“But I have to say that my priors go in the other direction, and I’m favourably disposed.

“The main reason is that it seems to me that in the European context where everyone is a stable democracy with a mixed-market economy, the small countries like Netherlands, Denmark, Finland, etc are generally a lot better run than the bigger ones.

“For one thing, smaller countries have simpler institutional arrangements since you’re not trying to accommodate size by embedding complicated federalism mechanisms into the already complicated framework of the European Union.

“But for another thing, I think the debate over welfare state design gets more sensible when you’re talking about a small jurisdiction.
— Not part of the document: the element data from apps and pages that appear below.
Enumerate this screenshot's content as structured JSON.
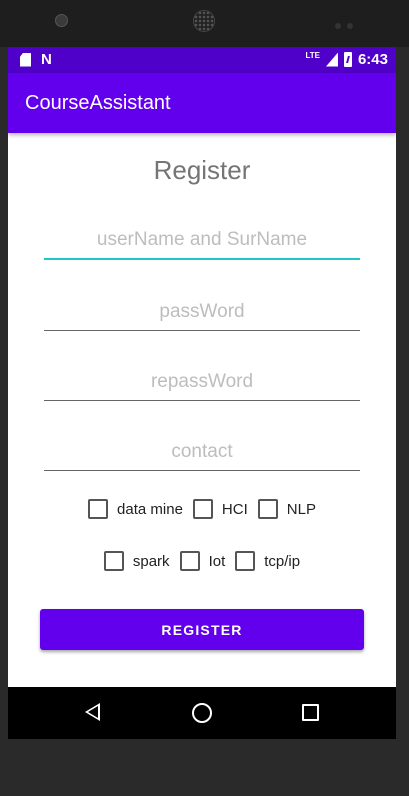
{
  "status_bar": {
    "network": "LTE",
    "time": "6:43"
  },
  "app_bar": {
    "title": "CourseAssistant"
  },
  "form": {
    "title": "Register",
    "fields": [
      {
        "placeholder": "userName and SurName",
        "value": ""
      },
      {
        "placeholder": "passWord",
        "value": ""
      },
      {
        "placeholder": "repassWord",
        "value": ""
      },
      {
        "placeholder": "contact",
        "value": ""
      }
    ],
    "courses_row1": [
      {
        "label": "data mine",
        "checked": false
      },
      {
        "label": "HCI",
        "checked": false
      },
      {
        "label": "NLP",
        "checked": false
      }
    ],
    "courses_row2": [
      {
        "label": "spark",
        "checked": false
      },
      {
        "label": "Iot",
        "checked": false
      },
      {
        "label": "tcp/ip",
        "checked": false
      }
    ],
    "register_button": "REGISTER"
  },
  "colors": {
    "primary": "#6200ee",
    "status_bar": "#4f00c9",
    "accent": "#1fc8c8"
  },
  "icons": [
    "sd-card-icon",
    "n-notification-icon",
    "signal-icon",
    "battery-icon",
    "back-icon",
    "home-icon",
    "recents-icon"
  ]
}
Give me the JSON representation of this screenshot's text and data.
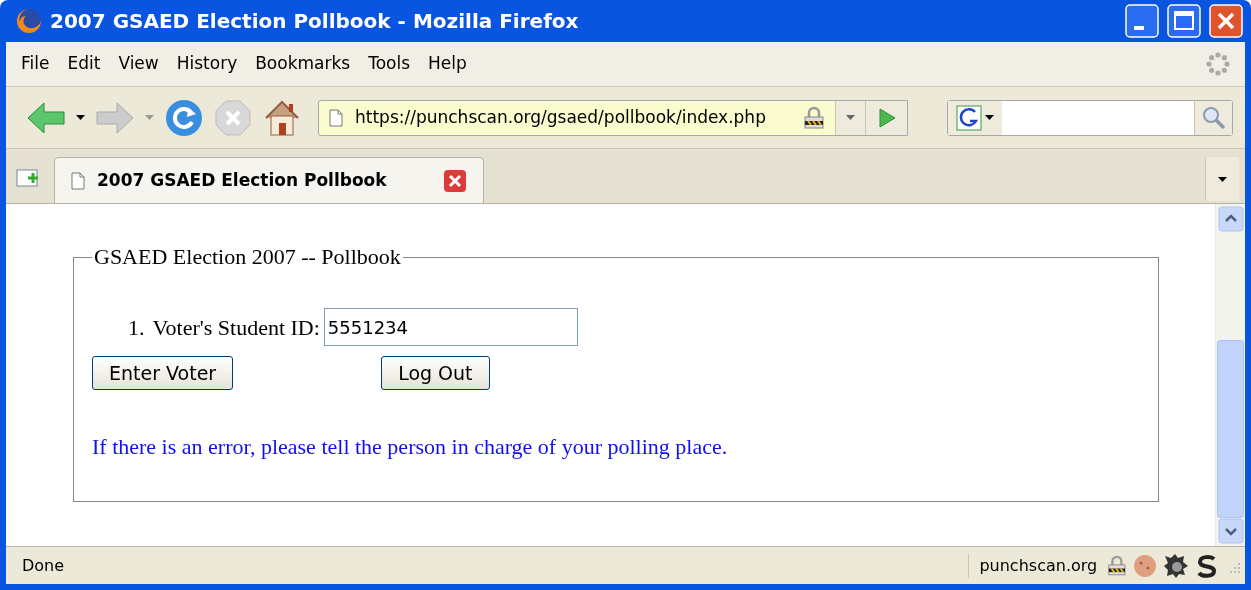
{
  "window": {
    "title": "2007 GSAED Election Pollbook - Mozilla Firefox"
  },
  "menu": [
    "File",
    "Edit",
    "View",
    "History",
    "Bookmarks",
    "Tools",
    "Help"
  ],
  "address_bar": {
    "value": "https://punchscan.org/gsaed/pollbook/index.php",
    "secure": true
  },
  "tabs": [
    {
      "label": "2007 GSAED Election Pollbook",
      "selected": true
    }
  ],
  "page": {
    "legend": "GSAED Election 2007 -- Pollbook",
    "fields": [
      {
        "number": "1.",
        "label": "Voter's Student ID:",
        "value": "5551234"
      }
    ],
    "buttons": [
      "Enter Voter",
      "Log Out"
    ],
    "notice": "If there is an error, please tell the person in charge of your polling place."
  },
  "status_bar": {
    "status": "Done",
    "domain": "punchscan.org"
  }
}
A place like Scotland is a sufficiently small share of the United Kingdom that it makes sense for a Scottish political activist to be more focused on ‘how much money does this program bring to Scotland?’ than on ‘how good is this program at generating social benefits in a cost-effective way?’

“An independent Scotland, like an independent Wallonia or other possible new European mini-states, would have politics that I think would ultimately be more constructive.”

The SNP said the Huffington Post article is a rehash of claims Mr Savage made several months ago in the national press.

A spokesman said: “An independent Scotland will keep the pound, and will offer huge opportunities for business - as underlined by the more than 1,300 business people who have joined the pro-independence Business for Scotland group.

“And the only uncertainty facing Scottish businesses is Westminster’s threat to drag Scotland out of the EU against our will, with all the disastrous consequences for jobs, investment and prosperity that would entail.”